Cinema:  Holiday Movies
By Ryder W. Miller


It is sometimes hard on people who have nothing to do during the holiday season, ie they were not invited to do anything with anybody. They spend some of their time walking through city streets that are empty with most people celebrating elsewhere with their families. Many people do things by themselves, but during holidays there is sometimes depression if nobody has thought of you. One should however count their blessings. One might be happier and luckier to be alone. Family and others can sometimes be a burden, even unintentionally so.

There is always a book to read, but reading for some is more of an activity then and event. A movie can be an event. It is always a place to go to during the holiday. If one has car or lives in the city there is always a movie theater. Why, one can go always go to the movies during the holidays. There is usually always a movie theater open, and if you live too far away you can have a DVD mailed to you with Netflix.

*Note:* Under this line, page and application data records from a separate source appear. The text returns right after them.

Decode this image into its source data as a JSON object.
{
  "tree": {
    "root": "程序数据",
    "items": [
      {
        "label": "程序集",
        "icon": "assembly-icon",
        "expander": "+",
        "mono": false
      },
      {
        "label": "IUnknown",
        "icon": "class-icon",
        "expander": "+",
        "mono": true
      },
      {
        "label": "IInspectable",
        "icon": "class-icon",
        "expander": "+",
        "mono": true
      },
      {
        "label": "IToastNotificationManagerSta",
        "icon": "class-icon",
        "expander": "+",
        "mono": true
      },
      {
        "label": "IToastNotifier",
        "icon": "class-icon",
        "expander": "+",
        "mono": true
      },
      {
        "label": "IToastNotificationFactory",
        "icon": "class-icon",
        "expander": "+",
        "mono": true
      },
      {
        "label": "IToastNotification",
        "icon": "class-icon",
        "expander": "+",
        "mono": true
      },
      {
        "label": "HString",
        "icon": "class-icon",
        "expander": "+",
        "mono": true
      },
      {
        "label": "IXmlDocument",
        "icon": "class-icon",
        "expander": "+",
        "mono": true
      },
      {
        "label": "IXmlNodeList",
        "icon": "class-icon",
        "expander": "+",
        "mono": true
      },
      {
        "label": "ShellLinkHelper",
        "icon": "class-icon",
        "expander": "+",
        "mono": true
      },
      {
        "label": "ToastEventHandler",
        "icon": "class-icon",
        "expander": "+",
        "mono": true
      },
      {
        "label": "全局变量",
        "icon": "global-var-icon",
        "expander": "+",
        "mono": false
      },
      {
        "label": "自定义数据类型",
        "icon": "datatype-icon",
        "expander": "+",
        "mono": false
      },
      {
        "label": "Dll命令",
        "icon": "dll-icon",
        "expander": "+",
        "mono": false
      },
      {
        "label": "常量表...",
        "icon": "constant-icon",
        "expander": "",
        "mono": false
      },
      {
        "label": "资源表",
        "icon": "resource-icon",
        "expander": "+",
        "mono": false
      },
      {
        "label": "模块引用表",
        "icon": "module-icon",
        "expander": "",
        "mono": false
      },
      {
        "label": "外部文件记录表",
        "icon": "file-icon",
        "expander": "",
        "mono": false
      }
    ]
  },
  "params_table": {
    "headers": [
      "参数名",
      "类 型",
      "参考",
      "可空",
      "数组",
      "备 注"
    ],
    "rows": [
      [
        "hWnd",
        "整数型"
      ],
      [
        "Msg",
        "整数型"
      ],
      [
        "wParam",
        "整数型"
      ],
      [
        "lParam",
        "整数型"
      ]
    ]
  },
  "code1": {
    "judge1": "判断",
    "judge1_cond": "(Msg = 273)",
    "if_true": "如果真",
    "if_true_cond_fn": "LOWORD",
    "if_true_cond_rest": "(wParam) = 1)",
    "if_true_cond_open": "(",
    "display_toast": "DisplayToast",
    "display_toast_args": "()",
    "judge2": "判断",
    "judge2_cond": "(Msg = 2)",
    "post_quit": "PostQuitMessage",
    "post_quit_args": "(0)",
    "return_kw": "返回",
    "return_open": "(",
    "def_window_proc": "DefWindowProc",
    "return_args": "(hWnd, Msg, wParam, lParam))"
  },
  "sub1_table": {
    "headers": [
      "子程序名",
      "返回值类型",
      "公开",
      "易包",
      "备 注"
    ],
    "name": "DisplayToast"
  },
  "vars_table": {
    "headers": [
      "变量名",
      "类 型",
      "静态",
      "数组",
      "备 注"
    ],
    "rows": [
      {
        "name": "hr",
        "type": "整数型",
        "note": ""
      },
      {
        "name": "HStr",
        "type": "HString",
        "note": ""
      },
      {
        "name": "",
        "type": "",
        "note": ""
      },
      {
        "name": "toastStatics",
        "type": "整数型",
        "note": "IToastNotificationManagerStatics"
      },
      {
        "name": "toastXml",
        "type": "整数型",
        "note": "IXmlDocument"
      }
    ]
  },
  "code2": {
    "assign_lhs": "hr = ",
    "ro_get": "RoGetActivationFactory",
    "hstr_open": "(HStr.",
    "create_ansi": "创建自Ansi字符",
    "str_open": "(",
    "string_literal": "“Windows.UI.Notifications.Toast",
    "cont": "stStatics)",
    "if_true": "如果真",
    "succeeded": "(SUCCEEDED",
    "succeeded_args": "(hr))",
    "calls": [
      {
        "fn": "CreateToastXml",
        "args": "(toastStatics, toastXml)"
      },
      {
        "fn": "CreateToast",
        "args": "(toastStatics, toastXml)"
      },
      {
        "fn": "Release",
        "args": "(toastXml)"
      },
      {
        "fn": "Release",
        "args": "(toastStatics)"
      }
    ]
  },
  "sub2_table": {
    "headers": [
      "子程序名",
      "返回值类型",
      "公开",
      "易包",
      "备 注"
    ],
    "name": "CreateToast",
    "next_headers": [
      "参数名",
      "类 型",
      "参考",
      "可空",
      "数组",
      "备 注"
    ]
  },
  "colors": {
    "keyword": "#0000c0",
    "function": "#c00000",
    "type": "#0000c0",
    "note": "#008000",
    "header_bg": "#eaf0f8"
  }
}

David Denby in Do the Movies Have a Future?  writes that people sometimes see movies because they don’t want to be alone.  Watching a movie you become part of a larger community. It is a shared communal experience even if you are watching them alone. You connect with a shared humanity.

There is also so much to choose from. During the Holiday Season some of the best films of the year also premier.

One of the benefits of seeing movies alone now is that you are more likely to be able to afford them. It has gotten pretty pricey to go during peak movie hours with others if you are treating, especially since the concessions are also pricey. Some however crave the soda, candy, and popcorn, which can be part of the traditional experience of the movies.

Going alone can also mean you can choose what and you see, and when and where you see it. For some this is affordable and a better option.

One can in this situation can more likely afford to see a number of films on the same day.  There are so many good films coming out in December that one might want to make the holidays a time for double features.

The movies do have a great deal of offer, especially around Christmas and New Years.

There are all to tried and tested movies that have survived the generation that one can see again.

It’s a Wonderful  Life  comes immediately to mind, but there have been many other films about The Christmas season. Kids are fascinated with gifts at this time and there have been all sorts of Santa Claus stories. I recently saw Elf at a library which added a great deal of humor to a story told about this time. Will Ferrell plays a grown up boy who was adopted, but after growing a bit big to work with the other elfs at the toy factory he strikes out from the North Pole to go to NYC to find his real father. They don’t know what to make of him at first, but they care. This is a fun story which will have even some of the children wondering about what Will Ferrell is doing. They can also grow in the process. We can learn from movies.

One should usually be grateful for what the movies have given them.  There have been all sorts of gifts.  During the Holiday Season there is fun and good cheer.  Elf gives one humor at all ages, and laughter sometimes can heal.

At the end of the year there are also all those serious contenders for the award season. The advertisements begin to cite the awards the films are being considered for.

Some of these films will be historical which show that the cinema has a perspective to be reckoned with. Some of these films will be social and can save or change the world. Some will let people talk of their life and situation making one wiser. Some say that people read or watch a movie to escape, but those who don’t do such things are escaping also. The movies can educate, inspire, offer an escape, or a confrontation.  It can draw the lines for a battle.

If alone, it is easier to pick and choose what you are in the mood for. You probably deserve the gift.

RyderRyder W. Miller is an environmental reporter, independent scholar, critic, and eco-critic who writes about Nature, Astronomy, the Sea, Academic books, Art, American Literature, and Genre Literature. He also writes short stories (usually genre stories) and poems. He is the editor of From Narnia to a Space Odyssey and co-writer of San Francisco: A Natural History. He is currently looking for a publisher for a book of Nature Writing/News Columns called An Ocean Beach Diary (published in The West Portal Monthly and Redwood Coast Review), and a collection of genre stories (many already published in Mythic Circle and The Lost Souls website). He has published on the web what could be a book collection of essays about science fiction and fantasy. He is also working on a anthology of Environmental stories called Green Visions. Following the dictum of C.S. Lewis he has come to believe that it is easier to criticize than understand, but not every book is worthwhile or a contribution.